**Activity**
Output each line of the data below exactly, omitting any image.

[Element data from apps and pages]
────────────────────────────────────────

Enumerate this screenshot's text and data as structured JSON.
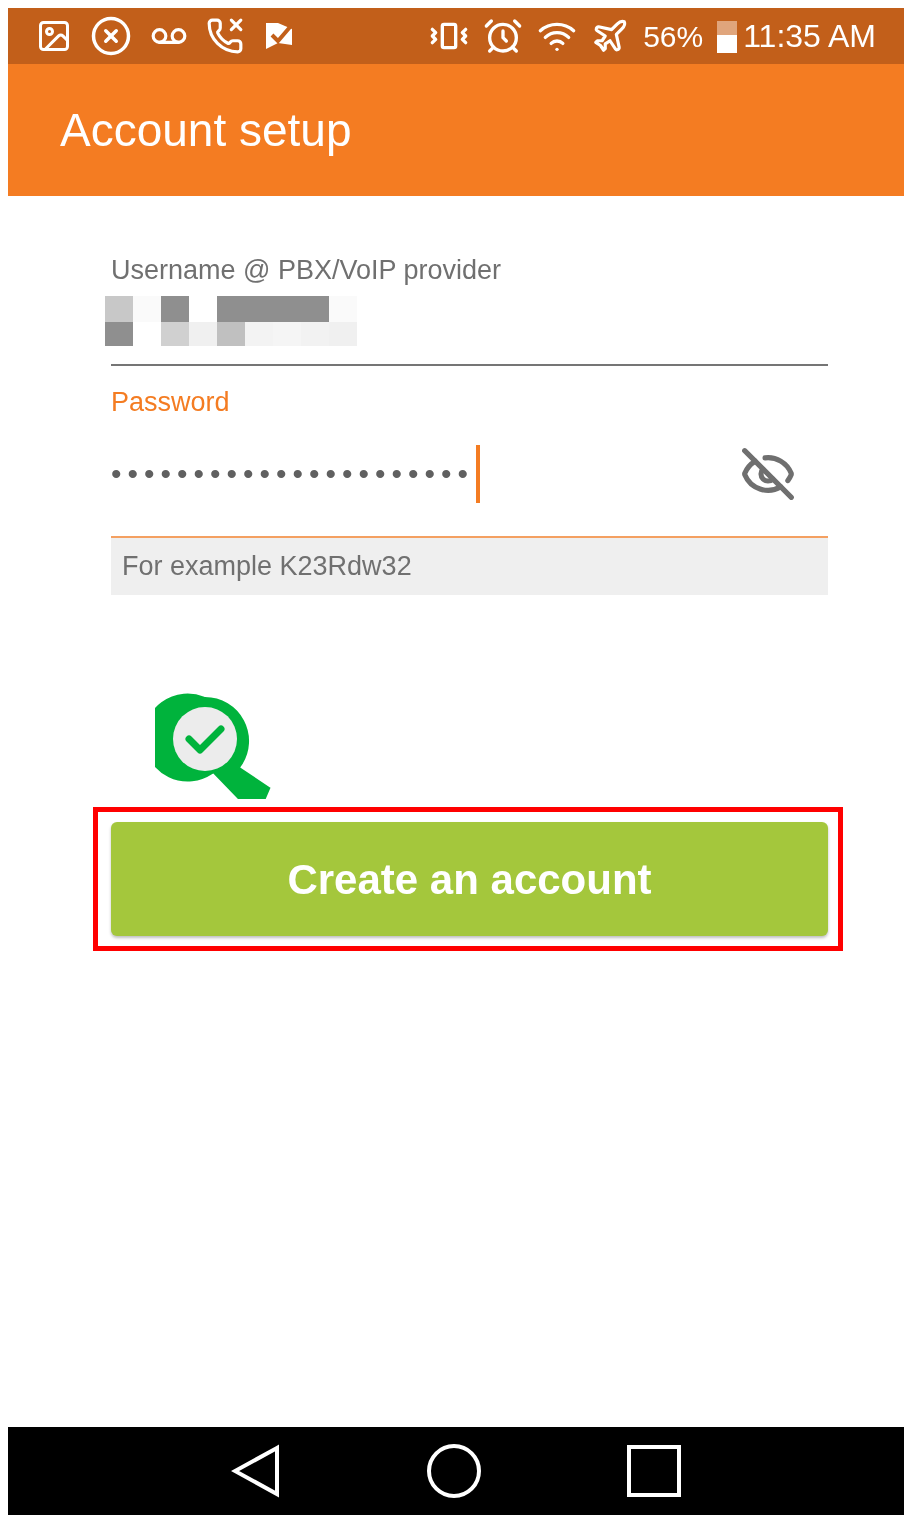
{
  "status_bar": {
    "battery": "56%",
    "time": "11:35 AM"
  },
  "app_bar": {
    "title": "Account setup"
  },
  "fields": [
    {
      "kind": "redacted",
      "label": "Username @ PBX/VoIP provider",
      "focused": false
    },
    {
      "kind": "password",
      "label": "Password",
      "value": "••••••••••••••••••••••",
      "focused": true,
      "hint": "For example K23Rdw32"
    }
  ],
  "create_button": {
    "label": "Create an account",
    "highlighted": true
  }
}
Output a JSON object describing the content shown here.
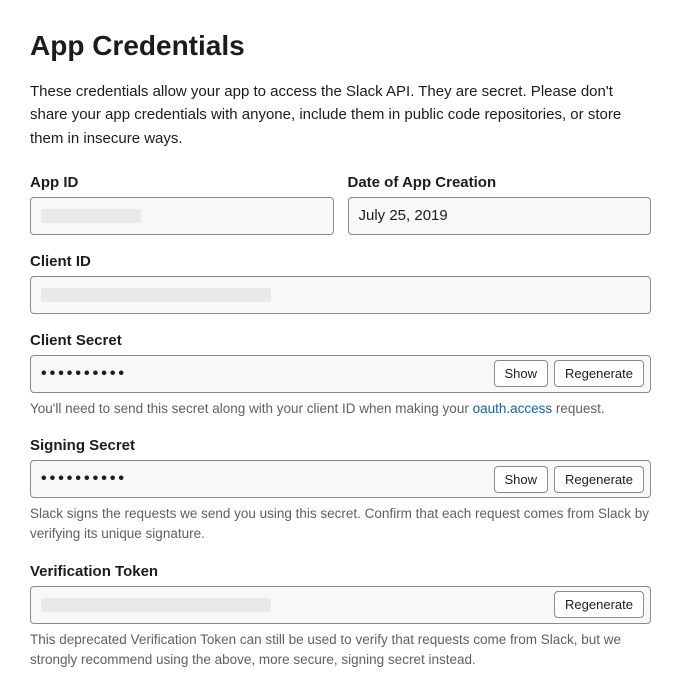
{
  "title": "App Credentials",
  "intro": "These credentials allow your app to access the Slack API. They are secret. Please don't share your app credentials with anyone, include them in public code repositories, or store them in insecure ways.",
  "fields": {
    "app_id": {
      "label": "App ID"
    },
    "date_created": {
      "label": "Date of App Creation",
      "value": "July 25, 2019"
    },
    "client_id": {
      "label": "Client ID"
    },
    "client_secret": {
      "label": "Client Secret",
      "masked": "••••••••••",
      "hint_pre": "You'll need to send this secret along with your client ID when making your ",
      "hint_link": "oauth.access",
      "hint_post": " request."
    },
    "signing_secret": {
      "label": "Signing Secret",
      "masked": "••••••••••",
      "hint": "Slack signs the requests we send you using this secret. Confirm that each request comes from Slack by verifying its unique signature."
    },
    "verification_token": {
      "label": "Verification Token",
      "hint": "This deprecated Verification Token can still be used to verify that requests come from Slack, but we strongly recommend using the above, more secure, signing secret instead."
    }
  },
  "buttons": {
    "show": "Show",
    "regenerate": "Regenerate"
  }
}
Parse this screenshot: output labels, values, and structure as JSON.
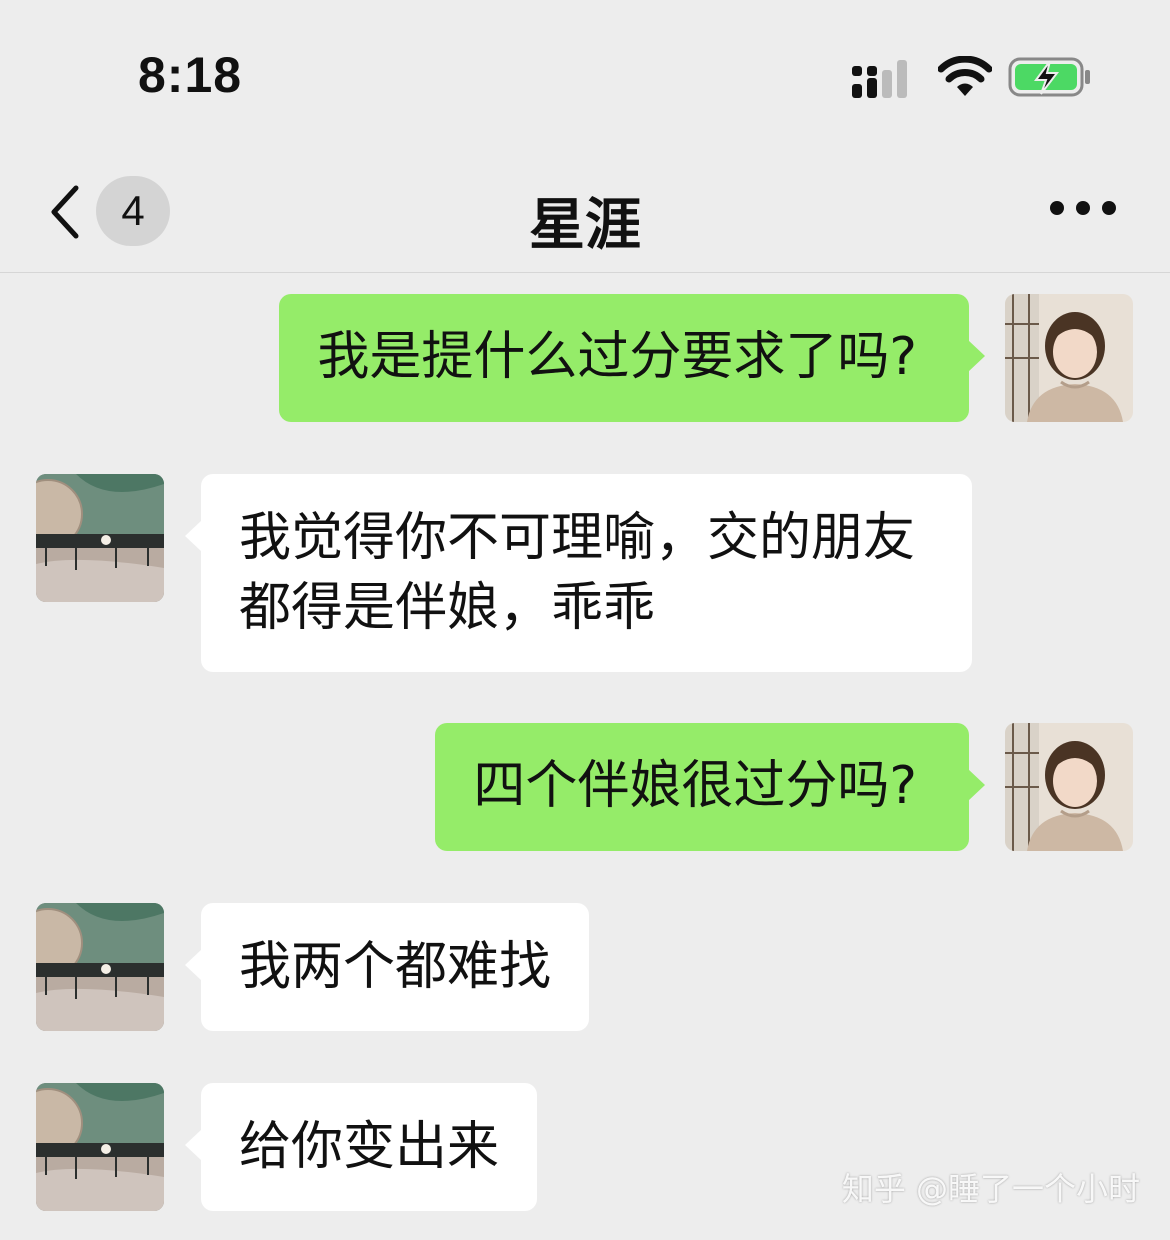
{
  "status_bar": {
    "time": "8:18",
    "icons": [
      "signal-icon",
      "wifi-icon",
      "battery-charging-icon"
    ],
    "battery_color": "#4cd964"
  },
  "nav": {
    "back_icon": "chevron-left-icon",
    "unread_count": "4",
    "title": "星涯",
    "more_icon": "ellipsis-icon"
  },
  "messages": [
    {
      "sender": "self",
      "text": "我是提什么过分要求了吗?"
    },
    {
      "sender": "other",
      "text": "我觉得你不可理喻，交的朋友都得是伴娘，乖乖"
    },
    {
      "sender": "self",
      "text": "四个伴娘很过分吗?"
    },
    {
      "sender": "other",
      "text": "我两个都难找"
    },
    {
      "sender": "other",
      "text": "给你变出来"
    }
  ],
  "colors": {
    "self_bubble": "#95ec69",
    "other_bubble": "#ffffff",
    "background": "#ededed"
  },
  "watermark": "知乎 @睡了一个小时"
}
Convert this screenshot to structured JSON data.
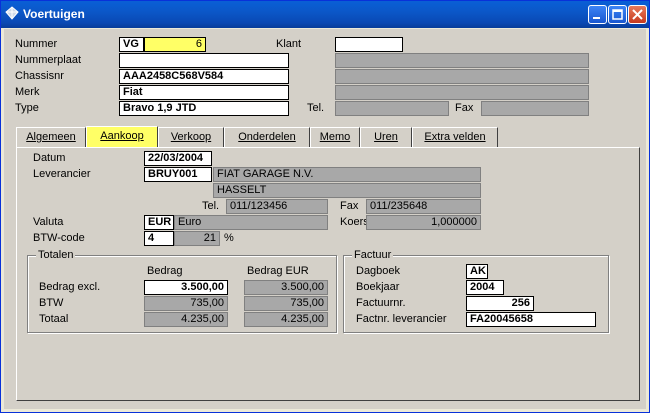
{
  "window": {
    "title": "Voertuigen"
  },
  "header": {
    "nummer_label": "Nummer",
    "nummer_prefix": "VG",
    "nummer_value": "6",
    "nummerplaat_label": "Nummerplaat",
    "nummerplaat_value": "",
    "chassisnr_label": "Chassisnr",
    "chassisnr_value": "AAA2458C568V584",
    "merk_label": "Merk",
    "merk_value": "Fiat",
    "type_label": "Type",
    "type_value": "Bravo 1,9 JTD",
    "klant_label": "Klant",
    "klant_value": "",
    "tel_label": "Tel.",
    "fax_label": "Fax"
  },
  "tabs": [
    {
      "label": "Algemeen"
    },
    {
      "label": "Aankoop"
    },
    {
      "label": "Verkoop"
    },
    {
      "label": "Onderdelen"
    },
    {
      "label": "Memo"
    },
    {
      "label": "Uren"
    },
    {
      "label": "Extra velden"
    }
  ],
  "aankoop": {
    "datum_label": "Datum",
    "datum_value": "22/03/2004",
    "leverancier_label": "Leverancier",
    "leverancier_code": "BRUY001",
    "leverancier_name": "FIAT GARAGE N.V.",
    "leverancier_city": "HASSELT",
    "tel_label": "Tel.",
    "tel_value": "011/123456",
    "fax_label": "Fax",
    "fax_value": "011/235648",
    "valuta_label": "Valuta",
    "valuta_code": "EUR",
    "valuta_name": "Euro",
    "koers_label": "Koers",
    "koers_value": "1,000000",
    "btw_label": "BTW-code",
    "btw_code": "4",
    "btw_pct": "21",
    "btw_pct_sign": "%"
  },
  "totalen": {
    "title": "Totalen",
    "col_bedrag": "Bedrag",
    "col_bedrag_eur": "Bedrag EUR",
    "rows": [
      {
        "label": "Bedrag excl.",
        "bedrag": "3.500,00",
        "bedrag_eur": "3.500,00"
      },
      {
        "label": "BTW",
        "bedrag": "735,00",
        "bedrag_eur": "735,00"
      },
      {
        "label": "Totaal",
        "bedrag": "4.235,00",
        "bedrag_eur": "4.235,00"
      }
    ]
  },
  "factuur": {
    "title": "Factuur",
    "dagboek_label": "Dagboek",
    "dagboek_value": "AK",
    "boekjaar_label": "Boekjaar",
    "boekjaar_value": "2004",
    "factuurnr_label": "Factuurnr.",
    "factuurnr_value": "256",
    "factnr_lev_label": "Factnr. leverancier",
    "factnr_lev_value": "FA20045658"
  }
}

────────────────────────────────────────

**Finished exercise**
Enumerate this screenshot's text and data as structured JSON.
{
  "status_bar": {
    "battery": "56%",
    "time": "11:35 AM"
  },
  "app_bar": {
    "title": "Account setup"
  },
  "fields": [
    {
      "kind": "redacted",
      "label": "Username @ PBX/VoIP provider",
      "focused": false
    },
    {
      "kind": "password",
      "label": "Password",
      "value": "••••••••••••••••••••••",
      "focused": true,
      "hint": "For example K23Rdw32"
    }
  ],
  "create_button": {
    "label": "Create an account",
    "highlighted": true
  }
}
Output a JSON object describing the content shown here.
{
  "title": "App Credentials",
  "intro": "These credentials allow your app to access the Slack API. They are secret. Please don't share your app credentials with anyone, include them in public code repositories, or store them in insecure ways.",
  "fields": {
    "app_id": {
      "label": "App ID"
    },
    "date_created": {
      "label": "Date of App Creation",
      "value": "July 25, 2019"
    },
    "client_id": {
      "label": "Client ID"
    },
    "client_secret": {
      "label": "Client Secret",
      "masked": "••••••••••",
      "hint_pre": "You'll need to send this secret along with your client ID when making your ",
      "hint_link": "oauth.access",
      "hint_post": " request."
    },
    "signing_secret": {
      "label": "Signing Secret",
      "masked": "••••••••••",
      "hint": "Slack signs the requests we send you using this secret. Confirm that each request comes from Slack by verifying its unique signature."
    },
    "verification_token": {
      "label": "Verification Token",
      "hint": "This deprecated Verification Token can still be used to verify that requests come from Slack, but we strongly recommend using the above, more secure, signing secret instead."
    }
  },
  "buttons": {
    "show": "Show",
    "regenerate": "Regenerate"
  }
}
Parse this screenshot: output labels, values, and structure as JSON.
{
  "status_bar": {
    "time": "8:18",
    "icons": [
      "signal-icon",
      "wifi-icon",
      "battery-charging-icon"
    ],
    "battery_color": "#4cd964"
  },
  "nav": {
    "back_icon": "chevron-left-icon",
    "unread_count": "4",
    "title": "星涯",
    "more_icon": "ellipsis-icon"
  },
  "messages": [
    {
      "sender": "self",
      "text": "我是提什么过分要求了吗?"
    },
    {
      "sender": "other",
      "text": "我觉得你不可理喻，交的朋友都得是伴娘，乖乖"
    },
    {
      "sender": "self",
      "text": "四个伴娘很过分吗?"
    },
    {
      "sender": "other",
      "text": "我两个都难找"
    },
    {
      "sender": "other",
      "text": "给你变出来"
    }
  ],
  "colors": {
    "self_bubble": "#95ec69",
    "other_bubble": "#ffffff",
    "background": "#ededed"
  },
  "watermark": "知乎 @睡了一个小时"
}
Convert this screenshot to structured JSON data.
{
  "window": {
    "title": "Voertuigen"
  },
  "header": {
    "nummer_label": "Nummer",
    "nummer_prefix": "VG",
    "nummer_value": "6",
    "nummerplaat_label": "Nummerplaat",
    "nummerplaat_value": "",
    "chassisnr_label": "Chassisnr",
    "chassisnr_value": "AAA2458C568V584",
    "merk_label": "Merk",
    "merk_value": "Fiat",
    "type_label": "Type",
    "type_value": "Bravo 1,9 JTD",
    "klant_label": "Klant",
    "klant_value": "",
    "tel_label": "Tel.",
    "fax_label": "Fax"
  },
  "tabs": [
    {
      "label": "Algemeen"
    },
    {
      "label": "Aankoop"
    },
    {
      "label": "Verkoop"
    },
    {
      "label": "Onderdelen"
    },
    {
      "label": "Memo"
    },
    {
      "label": "Uren"
    },
    {
      "label": "Extra velden"
    }
  ],
  "aankoop": {
    "datum_label": "Datum",
    "datum_value": "22/03/2004",
    "leverancier_label": "Leverancier",
    "leverancier_code": "BRUY001",
    "leverancier_name": "FIAT GARAGE N.V.",
    "leverancier_city": "HASSELT",
    "tel_label": "Tel.",
    "tel_value": "011/123456",
    "fax_label": "Fax",
    "fax_value": "011/235648",
    "valuta_label": "Valuta",
    "valuta_code": "EUR",
    "valuta_name": "Euro",
    "koers_label": "Koers",
    "koers_value": "1,000000",
    "btw_label": "BTW-code",
    "btw_code": "4",
    "btw_pct": "21",
    "btw_pct_sign": "%"
  },
  "totalen": {
    "title": "Totalen",
    "col_bedrag": "Bedrag",
    "col_bedrag_eur": "Bedrag EUR",
    "rows": [
      {
        "label": "Bedrag excl.",
        "bedrag": "3.500,00",
        "bedrag_eur": "3.500,00"
      },
      {
        "label": "BTW",
        "bedrag": "735,00",
        "bedrag_eur": "735,00"
      },
      {
        "label": "Totaal",
        "bedrag": "4.235,00",
        "bedrag_eur": "4.235,00"
      }
    ]
  },
  "factuur": {
    "title": "Factuur",
    "dagboek_label": "Dagboek",
    "dagboek_value": "AK",
    "boekjaar_label": "Boekjaar",
    "boekjaar_value": "2004",
    "factuurnr_label": "Factuurnr.",
    "factuurnr_value": "256",
    "factnr_lev_label": "Factnr. leverancier",
    "factnr_lev_value": "FA20045658"
  }
}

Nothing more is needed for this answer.